| TASK DIRECTIONS |
When the string "JSON" is part of a line below, that line should be copied.

-------- EXTRACTED MATERIAL --------

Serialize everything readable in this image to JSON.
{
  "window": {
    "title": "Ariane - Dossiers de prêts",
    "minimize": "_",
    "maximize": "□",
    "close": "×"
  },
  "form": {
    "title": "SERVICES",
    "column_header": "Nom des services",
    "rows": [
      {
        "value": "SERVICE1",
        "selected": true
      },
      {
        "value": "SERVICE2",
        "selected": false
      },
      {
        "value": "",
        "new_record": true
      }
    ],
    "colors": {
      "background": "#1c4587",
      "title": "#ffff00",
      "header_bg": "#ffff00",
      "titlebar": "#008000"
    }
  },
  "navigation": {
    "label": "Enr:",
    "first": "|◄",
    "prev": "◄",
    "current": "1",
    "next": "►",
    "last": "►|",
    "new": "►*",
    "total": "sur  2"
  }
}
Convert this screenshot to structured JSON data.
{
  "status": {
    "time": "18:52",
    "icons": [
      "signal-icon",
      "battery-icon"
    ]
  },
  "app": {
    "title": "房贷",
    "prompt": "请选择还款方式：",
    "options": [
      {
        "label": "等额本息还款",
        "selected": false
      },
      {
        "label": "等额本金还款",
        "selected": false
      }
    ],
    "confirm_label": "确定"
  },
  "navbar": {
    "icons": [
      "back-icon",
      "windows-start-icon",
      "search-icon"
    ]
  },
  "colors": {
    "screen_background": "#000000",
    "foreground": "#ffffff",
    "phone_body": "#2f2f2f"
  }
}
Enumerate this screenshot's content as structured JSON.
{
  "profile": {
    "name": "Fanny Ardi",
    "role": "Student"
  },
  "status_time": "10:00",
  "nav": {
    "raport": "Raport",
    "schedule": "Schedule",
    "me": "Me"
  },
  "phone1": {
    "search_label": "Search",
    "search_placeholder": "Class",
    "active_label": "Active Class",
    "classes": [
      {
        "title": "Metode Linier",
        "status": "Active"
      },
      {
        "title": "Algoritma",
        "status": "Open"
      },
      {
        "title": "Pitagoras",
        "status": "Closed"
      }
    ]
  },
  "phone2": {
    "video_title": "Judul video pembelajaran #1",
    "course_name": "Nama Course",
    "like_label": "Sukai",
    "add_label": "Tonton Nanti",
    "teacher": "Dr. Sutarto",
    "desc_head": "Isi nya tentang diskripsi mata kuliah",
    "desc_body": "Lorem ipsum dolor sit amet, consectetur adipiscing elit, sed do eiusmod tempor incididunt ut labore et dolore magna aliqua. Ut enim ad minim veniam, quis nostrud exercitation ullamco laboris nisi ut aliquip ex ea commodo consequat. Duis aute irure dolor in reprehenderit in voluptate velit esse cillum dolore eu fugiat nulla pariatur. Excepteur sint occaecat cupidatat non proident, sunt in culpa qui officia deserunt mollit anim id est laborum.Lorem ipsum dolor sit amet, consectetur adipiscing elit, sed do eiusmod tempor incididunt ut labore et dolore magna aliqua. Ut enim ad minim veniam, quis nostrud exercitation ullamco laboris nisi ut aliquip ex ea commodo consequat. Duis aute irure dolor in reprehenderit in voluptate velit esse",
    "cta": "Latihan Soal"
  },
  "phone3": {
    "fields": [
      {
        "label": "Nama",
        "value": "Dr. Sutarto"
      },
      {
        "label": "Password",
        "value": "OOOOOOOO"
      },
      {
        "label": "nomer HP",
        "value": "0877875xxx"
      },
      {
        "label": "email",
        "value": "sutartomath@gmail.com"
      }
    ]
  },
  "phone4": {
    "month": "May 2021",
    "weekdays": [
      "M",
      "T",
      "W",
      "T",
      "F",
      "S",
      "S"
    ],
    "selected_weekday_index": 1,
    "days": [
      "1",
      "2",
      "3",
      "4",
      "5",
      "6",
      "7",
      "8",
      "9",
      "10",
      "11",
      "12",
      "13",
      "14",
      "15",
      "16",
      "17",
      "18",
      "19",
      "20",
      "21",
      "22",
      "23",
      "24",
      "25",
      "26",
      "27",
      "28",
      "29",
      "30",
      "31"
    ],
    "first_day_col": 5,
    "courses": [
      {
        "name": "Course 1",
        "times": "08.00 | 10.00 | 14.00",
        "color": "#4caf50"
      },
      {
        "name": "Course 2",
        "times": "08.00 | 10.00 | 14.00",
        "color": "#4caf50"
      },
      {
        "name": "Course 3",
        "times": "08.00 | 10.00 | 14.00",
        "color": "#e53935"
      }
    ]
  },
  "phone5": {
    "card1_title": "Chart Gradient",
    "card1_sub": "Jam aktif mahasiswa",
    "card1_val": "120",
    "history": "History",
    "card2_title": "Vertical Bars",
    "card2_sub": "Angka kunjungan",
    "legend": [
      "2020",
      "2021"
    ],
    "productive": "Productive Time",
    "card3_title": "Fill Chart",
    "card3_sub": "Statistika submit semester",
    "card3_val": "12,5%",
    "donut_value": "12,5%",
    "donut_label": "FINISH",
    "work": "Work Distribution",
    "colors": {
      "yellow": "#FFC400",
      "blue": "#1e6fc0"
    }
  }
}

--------

| SOLUTION TO THE PROBLEM |
Serialize everything readable in this image to JSON.
Convert this screenshot to structured JSON data.
Enumerate this screenshot's content as structured JSON.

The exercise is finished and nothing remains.